Fredrick William Geyer wanted to make sure that readers of the Boston Post-Boy were aware of the “fresh and neat Assortment of Goods which he is determined to sell exceeding cheap for Cash only by Wholesale or Retail.” He was so anxious for potential customers to know that he could supply them with “a fresh Assortment of English & India GOODS” that he placed two advertisements in the June 2, 1766, issue of the Boston Post-Boy. One appeared on the second page and the other on the fourth page. Whether by design or coincidence, if a reader held open the broadsheet newspaper to peruse its contents one of Geyer’s advertisements would have been visible.

The advertisement from the second page appears to be an updated version of the one from the fourth page. In the latter, Geyer announced that he had just imported goods via the vessel captained by Shubael Coffin. The other advertisement indicated that he had just received goods shipped by “Capt. Coffin and Capt. Marshall.” According to the shipping news from the Boston Custom House published in this issue of the Boston Post-Boy, “Marshall from London” entered port on May 31. The previous issue, published a week earlier, indicated that Coffin’s ship had just arrived, which probably prompted Geyer to compose the shorter notice (which also appeared in the previous issue, making it as current as possible for a weekly publication). He later updated his advertisement to underscore that he really did sell goods “fresh” from London. (He used the word “fresh” in both advertisements.)

The appeal in Geyer’s advertisement required active reading on the part of potential customers.
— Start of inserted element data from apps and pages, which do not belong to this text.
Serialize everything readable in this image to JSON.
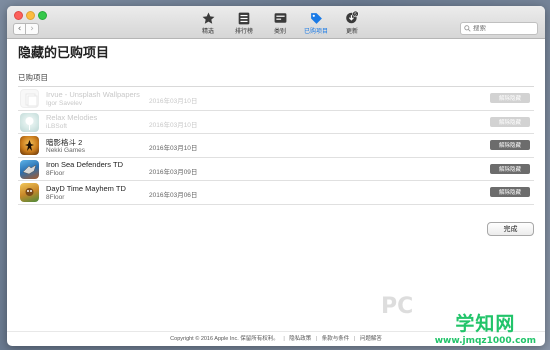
{
  "toolbar": {
    "items": [
      {
        "label": "精选",
        "icon": "star-icon"
      },
      {
        "label": "排行榜",
        "icon": "list-icon"
      },
      {
        "label": "类别",
        "icon": "box-icon"
      },
      {
        "label": "已购项目",
        "icon": "tag-icon",
        "active": true
      },
      {
        "label": "更新",
        "icon": "update-icon",
        "badge": "5"
      }
    ]
  },
  "search": {
    "placeholder": "搜索"
  },
  "page": {
    "title": "隐藏的已购项目",
    "section": "已购项目"
  },
  "apps": [
    {
      "name": "Irvue - Unsplash Wallpapers",
      "developer": "Igor Savelev",
      "date": "2016年03月10日",
      "button": "解除隐藏",
      "faded": true
    },
    {
      "name": "Relax Melodies",
      "developer": "iLBSoft",
      "date": "2016年03月10日",
      "button": "解除隐藏",
      "faded": true
    },
    {
      "name": "暗影格斗 2",
      "developer": "Nekki Games",
      "date": "2016年03月10日",
      "button": "解除隐藏",
      "faded": false
    },
    {
      "name": "Iron Sea Defenders TD",
      "developer": "8Floor",
      "date": "2016年03月09日",
      "button": "解除隐藏",
      "faded": false
    },
    {
      "name": "DayD Time Mayhem TD",
      "developer": "8Floor",
      "date": "2016年03月06日",
      "button": "解除隐藏",
      "faded": false
    }
  ],
  "done_label": "完成",
  "footer": {
    "copyright": "Copyright © 2016 Apple Inc. 保留所有权利。",
    "links": [
      "隐私政策",
      "条款与条件",
      "问题解答"
    ]
  },
  "watermark": {
    "brand": "学知网",
    "url": "www.jmqz1000.com",
    "ghost": "PC"
  },
  "colors": {
    "accent": "#1a7ae6",
    "watermark": "#22c46a"
  }
}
It worked best if consumers engaged with different parts of the newspaper – the shipping news and the advertisements – simultaneously in order to reach the intended conclusions.